It is a matter of public record that I was an office bearer of the Liberal Party, including president of the party in New South Wales, until December 2012. In that context, I should have disclosed my directorship of three entities related to the New South Wales Liberal Party. The Liberal Party uses these companies as vehicles for employing its staff and holding its assets. I have corrected my register of interests in this regard.
I also disclosed earlier this week my directorship of the Sir Paul Hasluck Foundation, which promotes the memory and work of Sir Paul Hasluck. For the purpose of completeness, I have also updated the register with respect to my directorship of the Octant Foundation, a not-for-profit organisation established by the Australian Institute of Management. Octant works to educate business leaders. I disclosed my directorship of the Australian Institute of Management upon entering the Senate. However, I should have included this related organisation. ASIC, the Australian Securities and Investments Commission, records that I ceased being a director of Octant on 21 November 2012, when I resigned from AIM, the main entity. Resigning from AIM was recorded in my register of interests.

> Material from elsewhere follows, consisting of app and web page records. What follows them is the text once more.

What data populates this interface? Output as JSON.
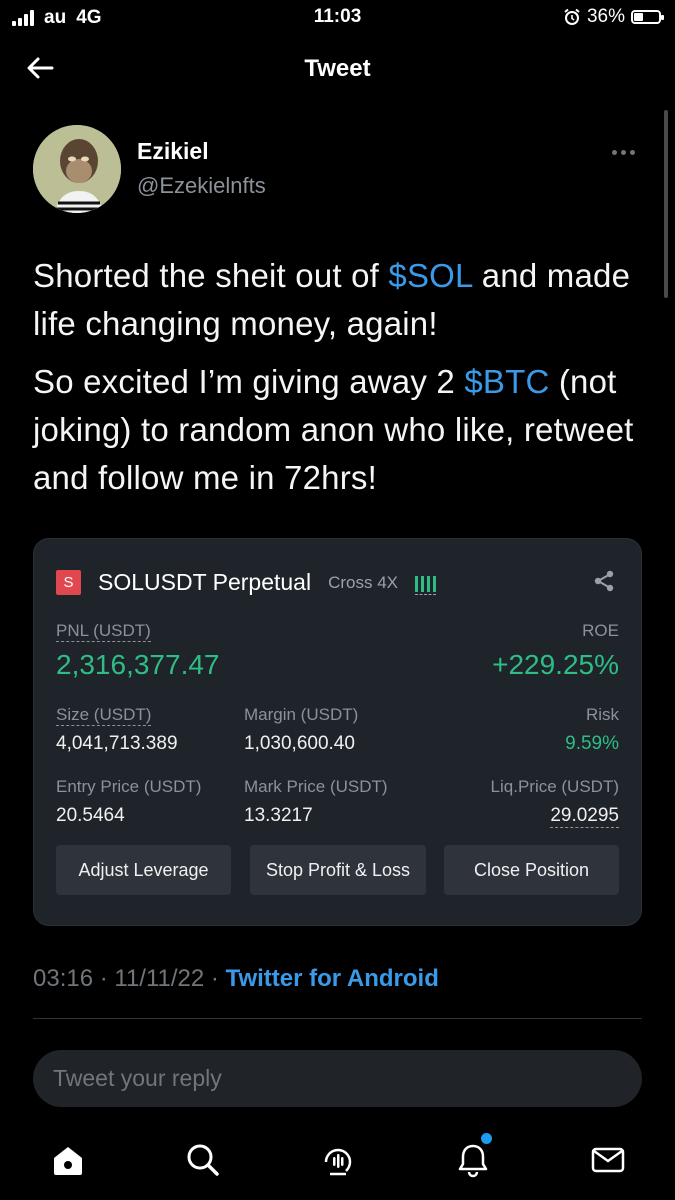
{
  "status_bar": {
    "carrier": "au",
    "network": "4G",
    "time": "11:03",
    "battery": "36%"
  },
  "header": {
    "title": "Tweet",
    "back_icon": "arrow-left-icon"
  },
  "author": {
    "name": "Ezikiel",
    "handle": "@Ezekielnfts",
    "more_icon": "more-horizontal-icon"
  },
  "tweet": {
    "p1_before": "Shorted the sheit out of ",
    "p1_tag": "$SOL",
    "p1_after": " and made life changing money, again!",
    "p2_before": "So excited I’m giving away 2 ",
    "p2_tag": "$BTC",
    "p2_after": " (not joking) to random anon who like, retweet and follow me in 72hrs!"
  },
  "card": {
    "badge": "S",
    "symbol": "SOLUSDT Perpetual",
    "mode": "Cross 4X",
    "pnl_label": "PNL (USDT)",
    "pnl_value": "2,316,377.47",
    "roe_label": "ROE",
    "roe_value": "+229.25%",
    "size_label": "Size (USDT)",
    "size_value": "4,041,713.389",
    "margin_label": "Margin (USDT)",
    "margin_value": "1,030,600.40",
    "risk_label": "Risk",
    "risk_value": "9.59%",
    "entry_label": "Entry Price (USDT)",
    "entry_value": "20.5464",
    "mark_label": "Mark Price (USDT)",
    "mark_value": "13.3217",
    "liq_label": "Liq.Price (USDT)",
    "liq_value": "29.0295",
    "buttons": {
      "adjust": "Adjust Leverage",
      "stop": "Stop Profit & Loss",
      "close": "Close Position"
    },
    "colors": {
      "green": "#2ebd85",
      "badge_red": "#e0474f",
      "card_bg": "#1f232a"
    }
  },
  "meta": {
    "time": "03:16",
    "sep1": " · ",
    "date": "11/11/22",
    "sep2": " · ",
    "source": "Twitter for Android"
  },
  "reply": {
    "placeholder": "Tweet your reply"
  },
  "nav": {
    "items": [
      "home-icon",
      "search-icon",
      "spaces-icon",
      "notifications-icon",
      "messages-icon"
    ]
  },
  "colors": {
    "accent": "#1d9bf0",
    "link": "#3b9ae8",
    "background": "#000000"
  }
}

I apologise unreservedly to the Senate and to my party colleagues, if I can use such a term in the Senate, for these oversights. I believe that at no stage were there any matters arising from these directorships which may have occasioned a conflict of interest, but the responsibility for overlooking these and for not following them up is mine and mine alone, and I take that responsibility. I also add that I take my responsibilities in the Senate and to my party very seriously. I have often contemplated: what is the cost of being in public life? But the cost of being in public life is, where possible, to make full and frank disclosure. I am disappointed that it took a journalist to remind me of these directorships on this occasion. If I treat life as a learning experience, it is a reminder that all of us have to be so careful and always think ahead about these matters. I will not detain the Senate too much longer tonight, but I hope that by making a clean breast of this I may also send a message to my colleagues on all sides that we always have to be very careful of these matters, because what you think is an innocent oversight can be looked on perhaps not as favourably by others. Again, I apologise to the Senate and promise to be much more punctilious and rigorous in pursuing these matters in the future.
Senate adjourned at 20:20